YOUR INSTRUCTIONS
Images excluded, repeat each entry below exactly.

RECORDS FOR THIS TASK
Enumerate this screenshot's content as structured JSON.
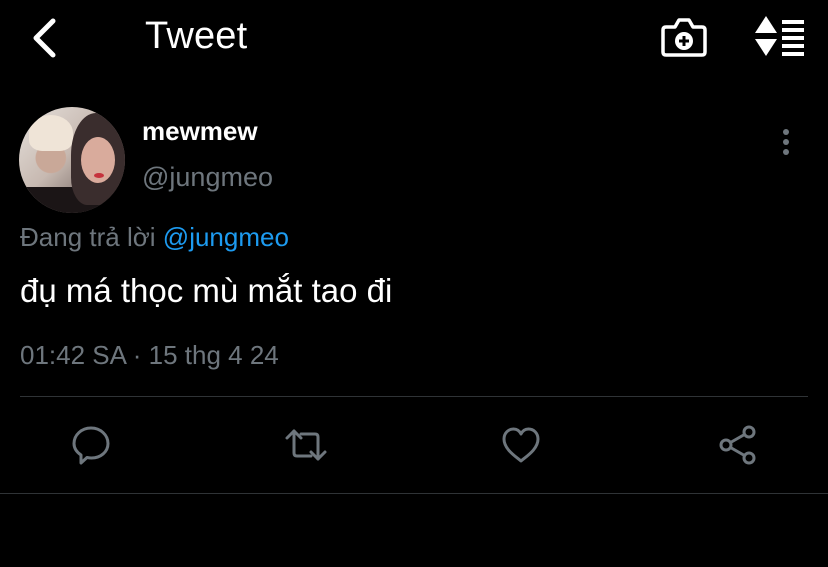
{
  "header": {
    "title": "Tweet",
    "back_icon": "chevron-left-icon",
    "camera_icon": "camera-plus-icon",
    "sort_icon": "sort-list-icon"
  },
  "author": {
    "display_name": "mewmew",
    "handle": "@jungmeo"
  },
  "tweet": {
    "reply_prefix": "Đang trả lời",
    "reply_to": "@jungmeo",
    "text": "đụ má thọc mù mắt tao đi",
    "timestamp": "01:42 SA · 15 thg 4 24"
  },
  "actions": [
    "reply-icon",
    "retweet-icon",
    "like-icon",
    "share-icon"
  ],
  "colors": {
    "background": "#000000",
    "text": "#ffffff",
    "secondary": "#6e767d",
    "link": "#1d9bf0",
    "divider": "#2f3336"
  }
}
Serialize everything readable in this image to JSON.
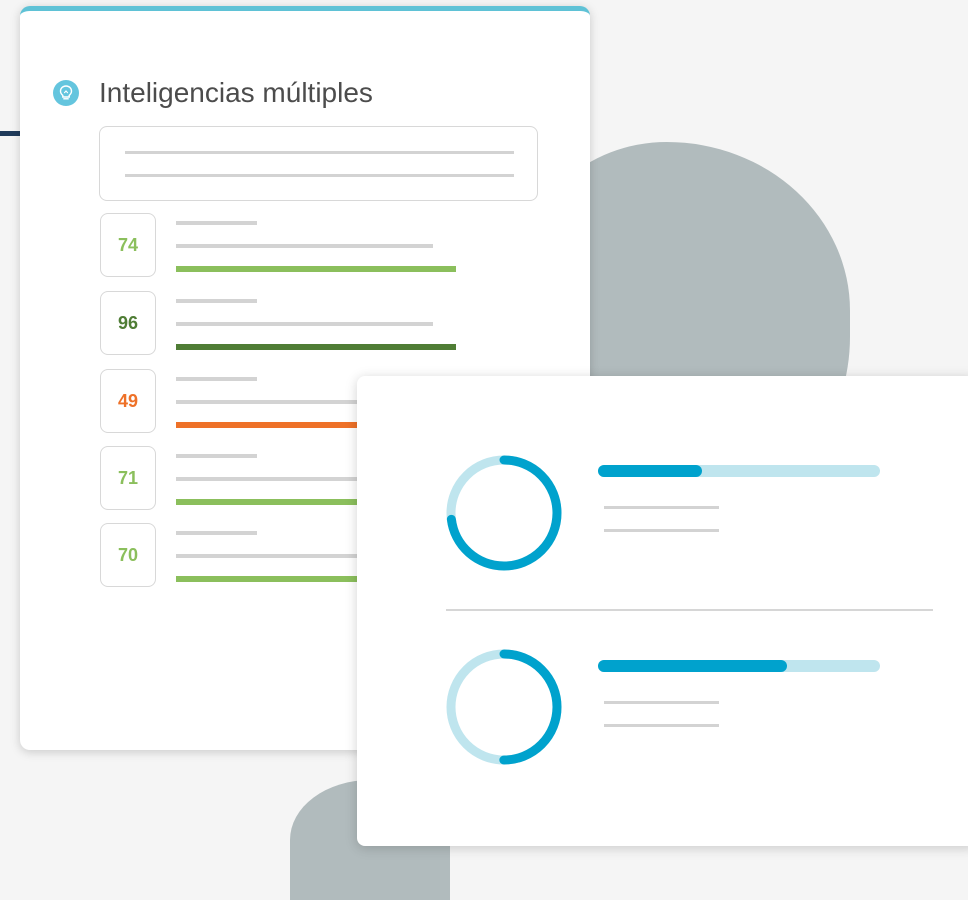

SOLUTION TO THIS EXERCISE
Enumerate this screenshot's content as structured JSON.
{
  "header": {
    "title": "Tweet",
    "back_icon": "chevron-left-icon",
    "camera_icon": "camera-plus-icon",
    "sort_icon": "sort-list-icon"
  },
  "author": {
    "display_name": "mewmew",
    "handle": "@jungmeo"
  },
  "tweet": {
    "reply_prefix": "Đang trả lời",
    "reply_to": "@jungmeo",
    "text": "đụ má thọc mù mắt tao đi",
    "timestamp": "01:42 SA · 15 thg 4 24"
  },
  "actions": [
    "reply-icon",
    "retweet-icon",
    "like-icon",
    "share-icon"
  ],
  "colors": {
    "background": "#000000",
    "text": "#ffffff",
    "secondary": "#6e767d",
    "link": "#1d9bf0",
    "divider": "#2f3336"
  }
}
Serialize everything readable in this image to JSON.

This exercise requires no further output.